HOW TO COMPLETE THIS TASK:
Exact repetition of the data below is required.

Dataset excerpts
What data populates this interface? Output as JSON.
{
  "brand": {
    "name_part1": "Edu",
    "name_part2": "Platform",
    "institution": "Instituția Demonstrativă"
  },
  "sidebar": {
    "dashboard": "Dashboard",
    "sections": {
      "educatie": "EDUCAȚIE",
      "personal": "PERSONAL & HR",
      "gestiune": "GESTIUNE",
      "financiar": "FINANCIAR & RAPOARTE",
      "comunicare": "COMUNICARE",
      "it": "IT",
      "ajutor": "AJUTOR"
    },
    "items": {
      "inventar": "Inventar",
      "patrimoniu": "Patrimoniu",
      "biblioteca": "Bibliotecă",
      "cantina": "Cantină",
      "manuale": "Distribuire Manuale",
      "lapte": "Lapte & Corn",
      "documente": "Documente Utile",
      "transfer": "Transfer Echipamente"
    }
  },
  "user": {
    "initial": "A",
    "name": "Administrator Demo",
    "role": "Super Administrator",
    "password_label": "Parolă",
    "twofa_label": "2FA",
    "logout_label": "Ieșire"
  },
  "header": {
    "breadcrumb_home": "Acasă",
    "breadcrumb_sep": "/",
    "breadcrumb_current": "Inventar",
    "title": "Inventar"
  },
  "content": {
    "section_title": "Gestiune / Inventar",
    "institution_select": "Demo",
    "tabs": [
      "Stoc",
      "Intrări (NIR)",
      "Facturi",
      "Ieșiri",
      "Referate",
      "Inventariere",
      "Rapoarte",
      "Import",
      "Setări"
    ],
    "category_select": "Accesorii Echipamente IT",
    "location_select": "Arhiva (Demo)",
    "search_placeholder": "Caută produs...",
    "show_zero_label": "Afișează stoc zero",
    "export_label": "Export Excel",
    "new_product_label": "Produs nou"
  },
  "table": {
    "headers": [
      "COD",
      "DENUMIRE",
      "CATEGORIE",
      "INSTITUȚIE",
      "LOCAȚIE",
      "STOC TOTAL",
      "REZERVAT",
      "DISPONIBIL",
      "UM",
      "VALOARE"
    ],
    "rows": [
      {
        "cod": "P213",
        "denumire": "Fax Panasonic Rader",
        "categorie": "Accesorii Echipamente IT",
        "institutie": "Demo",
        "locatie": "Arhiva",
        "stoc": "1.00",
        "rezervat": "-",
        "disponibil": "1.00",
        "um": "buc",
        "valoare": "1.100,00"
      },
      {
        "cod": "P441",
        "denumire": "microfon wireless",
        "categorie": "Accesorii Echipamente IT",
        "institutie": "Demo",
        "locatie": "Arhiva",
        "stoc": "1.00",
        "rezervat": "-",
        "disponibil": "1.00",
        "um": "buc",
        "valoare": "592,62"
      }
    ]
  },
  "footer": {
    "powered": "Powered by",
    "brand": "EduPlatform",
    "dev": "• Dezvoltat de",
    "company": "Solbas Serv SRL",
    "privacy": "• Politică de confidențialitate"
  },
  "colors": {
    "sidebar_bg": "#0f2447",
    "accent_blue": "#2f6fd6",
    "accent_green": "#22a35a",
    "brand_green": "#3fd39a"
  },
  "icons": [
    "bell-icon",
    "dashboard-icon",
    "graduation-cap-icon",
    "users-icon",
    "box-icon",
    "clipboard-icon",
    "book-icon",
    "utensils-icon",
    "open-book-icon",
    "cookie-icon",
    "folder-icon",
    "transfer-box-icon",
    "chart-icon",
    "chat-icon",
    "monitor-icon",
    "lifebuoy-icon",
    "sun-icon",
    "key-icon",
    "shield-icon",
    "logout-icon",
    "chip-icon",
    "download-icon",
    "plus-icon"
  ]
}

THE ANSWER:
What data populates this interface? Output as JSON.
{
  "brand": {
    "name_part1": "Edu",
    "name_part2": "Platform",
    "institution": "Instituția Demonstrativă"
  },
  "sidebar": {
    "dashboard": "Dashboard",
    "sections": {
      "educatie": "EDUCAȚIE",
      "personal": "PERSONAL & HR",
      "gestiune": "GESTIUNE",
      "financiar": "FINANCIAR & RAPOARTE",
      "comunicare": "COMUNICARE",
      "it": "IT",
      "ajutor": "AJUTOR"
    },
    "items": {
      "inventar": "Inventar",
      "patrimoniu": "Patrimoniu",
      "biblioteca": "Bibliotecă",
      "cantina": "Cantină",
      "manuale": "Distribuire Manuale",
      "lapte": "Lapte & Corn",
      "documente": "Documente Utile",
      "transfer": "Transfer Echipamente"
    }
  },
  "user": {
    "initial": "A",
    "name": "Administrator Demo",
    "role": "Super Administrator",
    "password_label": "Parolă",
    "twofa_label": "2FA",
    "logout_label": "Ieșire"
  },
  "header": {
    "breadcrumb_home": "Acasă",
    "breadcrumb_sep": "/",
    "breadcrumb_current": "Inventar",
    "title": "Inventar"
  },
  "content": {
    "section_title": "Gestiune / Inventar",
    "institution_select": "Demo",
    "tabs": [
      "Stoc",
      "Intrări (NIR)",
      "Facturi",
      "Ieșiri",
      "Referate",
      "Inventariere",
      "Rapoarte",
      "Import",
      "Setări"
    ],
    "category_select": "Accesorii Echipamente IT",
    "location_select": "Arhiva (Demo)",
    "search_placeholder": "Caută produs...",
    "show_zero_label": "Afișează stoc zero",
    "export_label": "Export Excel",
    "new_product_label": "Produs nou"
  },
  "table": {
    "headers": [
      "COD",
      "DENUMIRE",
      "CATEGORIE",
      "INSTITUȚIE",
      "LOCAȚIE",
      "STOC TOTAL",
      "REZERVAT",
      "DISPONIBIL",
      "UM",
      "VALOARE"
    ],
    "rows": [
      {
        "cod": "P213",
        "denumire": "Fax Panasonic Rader",
        "categorie": "Accesorii Echipamente IT",
        "institutie": "Demo",
        "locatie": "Arhiva",
        "stoc": "1.00",
        "rezervat": "-",
        "disponibil": "1.00",
        "um": "buc",
        "valoare": "1.100,00"
      },
      {
        "cod": "P441",
        "denumire": "microfon wireless",
        "categorie": "Accesorii Echipamente IT",
        "institutie": "Demo",
        "locatie": "Arhiva",
        "stoc": "1.00",
        "rezervat": "-",
        "disponibil": "1.00",
        "um": "buc",
        "valoare": "592,62"
      }
    ]
  },
  "footer": {
    "powered": "Powered by",
    "brand": "EduPlatform",
    "dev": "• Dezvoltat de",
    "company": "Solbas Serv SRL",
    "privacy": "• Politică de confidențialitate"
  },
  "colors": {
    "sidebar_bg": "#0f2447",
    "accent_blue": "#2f6fd6",
    "accent_green": "#22a35a",
    "brand_green": "#3fd39a"
  },
  "icons": [
    "bell-icon",
    "dashboard-icon",
    "graduation-cap-icon",
    "users-icon",
    "box-icon",
    "clipboard-icon",
    "book-icon",
    "utensils-icon",
    "open-book-icon",
    "cookie-icon",
    "folder-icon",
    "transfer-box-icon",
    "chart-icon",
    "chat-icon",
    "monitor-icon",
    "lifebuoy-icon",
    "sun-icon",
    "key-icon",
    "shield-icon",
    "logout-icon",
    "chip-icon",
    "download-icon",
    "plus-icon"
  ]
}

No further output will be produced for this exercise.